Gorgonzola is an Italian blue cheese made from cow’s milk. Roquefort has a distinct flavor and aroma due to the specific mold used in its production, while blue cheese and Gorgonzola have a milder taste and aroma.
What is the best Roquefort cheese?
The best Roquefort cheese is a matter of personal preference. However, some of the most well-known and highly regarded Roquefort producers include Société, Papillon, and Carles.
What does blue cheese smell like?
Blue cheese has a pungent, strong aroma that some people find unpleasant. The odor is caused by the mold that is used in the cheese’s production.
What is the difference between blue cheese and Roquefort cheese?
The main difference between blue cheese and Roquefort cheese is the type of mold used in their production.
Roquefort cheese is made with a specific strain of mold, Penicillium roqueforti, which is only found in the caves of Roquefort-sur-Soulzon in France. Blue cheese, on the other hand, can be made with several different strains of mold.
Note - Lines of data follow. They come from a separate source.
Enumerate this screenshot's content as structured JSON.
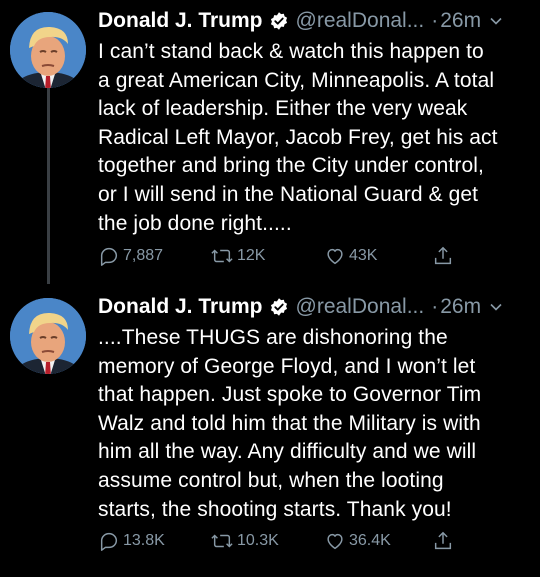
{
  "colors": {
    "background": "#000000",
    "text": "#ffffff",
    "muted": "#8899a6",
    "verified": "#ffffff",
    "thread_line": "#3a3f44"
  },
  "tweets": [
    {
      "author": {
        "name": "Donald J. Trump",
        "handle": "@realDonal...",
        "separator": "·",
        "time": "26m",
        "verified_icon": "verified-badge-icon"
      },
      "text": "I can’t stand back & watch this happen to\na great American City, Minneapolis. A total\nlack of leadership. Either the very weak\nRadical Left Mayor, Jacob Frey, get his act\ntogether and bring the City under control,\nor I will send in the National Guard & get\nthe job done right.....",
      "actions": {
        "replies": "7,887",
        "retweets": "12K",
        "likes": "43K"
      }
    },
    {
      "author": {
        "name": "Donald J. Trump",
        "handle": "@realDonal...",
        "separator": "·",
        "time": "26m",
        "verified_icon": "verified-badge-icon"
      },
      "text": "....These THUGS are dishonoring the\nmemory of George Floyd, and I won’t let\nthat happen. Just spoke to Governor Tim\nWalz and told him that the Military is with\nhim all the way. Any difficulty and we will\nassume control but, when the looting\nstarts, the shooting starts. Thank you!",
      "actions": {
        "replies": "13.8K",
        "retweets": "10.3K",
        "likes": "36.4K"
      }
    }
  ]
}
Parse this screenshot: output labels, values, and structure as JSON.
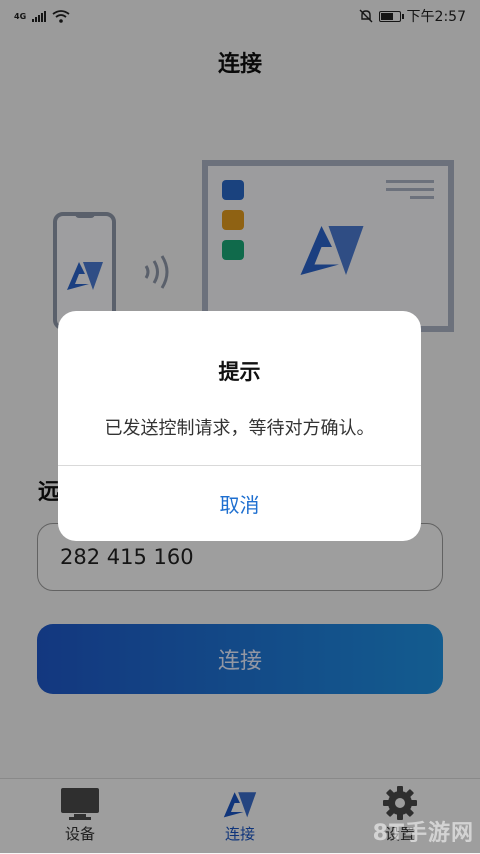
{
  "status_bar": {
    "network": "4G",
    "time": "下午2:57",
    "battery_level": 0.7
  },
  "page": {
    "title": "连接"
  },
  "illustration": {
    "brand_icon": "av-logo-icon",
    "square_colors": [
      "#2a68c6",
      "#e09a1f",
      "#1aa676"
    ]
  },
  "remote": {
    "label": "远",
    "id_value": "282 415 160"
  },
  "connect_button": {
    "label": "连接"
  },
  "tabs": [
    {
      "label": "设备",
      "icon": "monitor-icon"
    },
    {
      "label": "连接",
      "icon": "av-logo-icon"
    },
    {
      "label": "设置",
      "icon": "gear-icon"
    }
  ],
  "dialog": {
    "title": "提示",
    "message": "已发送控制请求，等待对方确认。",
    "cancel_label": "取消"
  },
  "watermark": "8T手游网",
  "colors": {
    "accent": "#1e6fd0",
    "brand_blue": "#1f57c7"
  }
}
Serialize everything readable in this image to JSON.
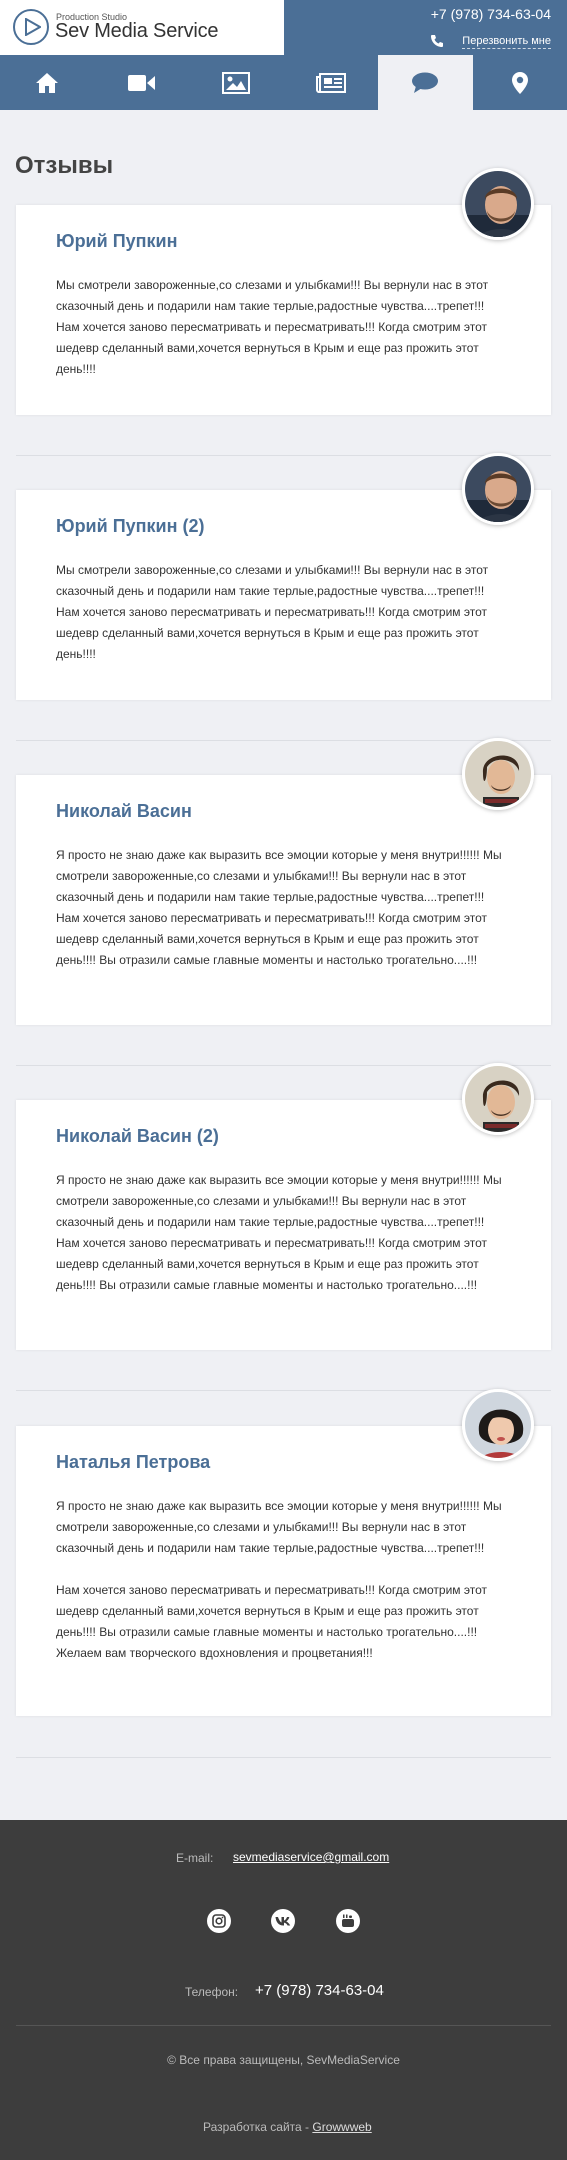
{
  "header": {
    "logo_small": "Production Studio",
    "logo_big": "Sev Media Service",
    "phone": "+7 (978) 734-63-04",
    "callback": "Перезвонить мне"
  },
  "nav": {
    "items": [
      "home-icon",
      "video-icon",
      "photo-icon",
      "news-icon",
      "reviews-icon",
      "location-icon"
    ],
    "active": "reviews-icon",
    "accent_color": "#4b6f96"
  },
  "page": {
    "title": "Отзывы"
  },
  "reviews": [
    {
      "name": "Юрий Пупкин",
      "paragraphs": [
        "Мы смотрели завороженные,со слезами и улыбками!!! Вы вернули нас в этот сказочный день и подарили нам такие терлые,радостные чувства....трепет!!! Нам хочется заново пересматривать и пересматривать!!! Когда смотрим этот шедевр сделанный вами,хочется вернуться в Крым и еще раз прожить этот день!!!!"
      ]
    },
    {
      "name": "Юрий Пупкин (2)",
      "paragraphs": [
        "Мы смотрели завороженные,со слезами и улыбками!!! Вы вернули нас в этот сказочный день и подарили нам такие терлые,радостные чувства....трепет!!! Нам хочется заново пересматривать и пересматривать!!! Когда смотрим этот шедевр сделанный вами,хочется вернуться в Крым и еще раз прожить этот день!!!!"
      ]
    },
    {
      "name": "Николай Васин",
      "paragraphs": [
        "Я просто не знаю даже как выразить все эмоции которые у меня внутри!!!!!! Мы смотрели завороженные,со слезами и улыбками!!! Вы вернули нас в этот сказочный день и подарили нам такие терлые,радостные чувства....трепет!!! Нам хочется заново пересматривать и пересматривать!!! Когда смотрим этот шедевр сделанный вами,хочется вернуться в Крым и еще раз прожить этот день!!!! Вы отразили самые главные моменты и настолько трогательно....!!!"
      ]
    },
    {
      "name": "Николай Васин (2)",
      "paragraphs": [
        "Я просто не знаю даже как выразить все эмоции которые у меня внутри!!!!!! Мы смотрели завороженные,со слезами и улыбками!!! Вы вернули нас в этот сказочный день и подарили нам такие терлые,радостные чувства....трепет!!! Нам хочется заново пересматривать и пересматривать!!! Когда смотрим этот шедевр сделанный вами,хочется вернуться в Крым и еще раз прожить этот день!!!! Вы отразили самые главные моменты и настолько трогательно....!!!"
      ]
    },
    {
      "name": "Наталья Петрова",
      "paragraphs": [
        "Я просто не знаю даже как выразить все эмоции которые у меня внутри!!!!!! Мы смотрели завороженные,со слезами и улыбками!!! Вы вернули нас в этот сказочный день и подарили нам такие терлые,радостные чувства....трепет!!!",
        "Нам хочется заново пересматривать и пересматривать!!! Когда смотрим этот шедевр сделанный вами,хочется вернуться в Крым и еще раз прожить этот день!!!! Вы отразили самые главные моменты и настолько трогательно....!!! Желаем вам творческого вдохновления и процветания!!!"
      ]
    }
  ],
  "footer": {
    "email_label": "E-mail:",
    "email": "sevmediaservice@gmail.com",
    "social": [
      "instagram-icon",
      "vk-icon",
      "youtube-icon"
    ],
    "phone_label": "Телефон:",
    "phone": "+7 (978) 734-63-04",
    "copyright": "© Все права защищены, SevMediaService",
    "dev_label": "Разработка сайта - ",
    "dev_link": "Growwweb"
  }
}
What is special about Roquefort cheese?
Roquefort cheese is special because of its unique flavor and aroma, which are the result of the specific mold used in its production. The cheese has a distinct sharpness and tanginess, with subtle notes of sweet and nutty flavors.
Roquefort is also protected by the French AOC (Appellation d’Origine Contrôlée) designation, which means that it can only be produced in a specific region of France using specific methods.
Is Roquefort the same as Gorgonzola?
Roquefort and Gorgonzola are both blue-veined cheeses, but they are not the same. Roquefort is made from sheep’s milk in France, while Gorgonzola is made from cow’s milk in Italy.
The two cheeses have different flavors and aromas due to the specific molds used in their production.
Tiffany McCauley is a celebrated food and travel journalist and cookbook author known for her engaging stories on culinary adventures and cultural insights. With a background featuring collaborations with notable brands and publications, Tiffany brings a wealth of experience and a fresh perspective to Fanatically Food, where she champions taste, sustainability, and the art of cooking. Read More Here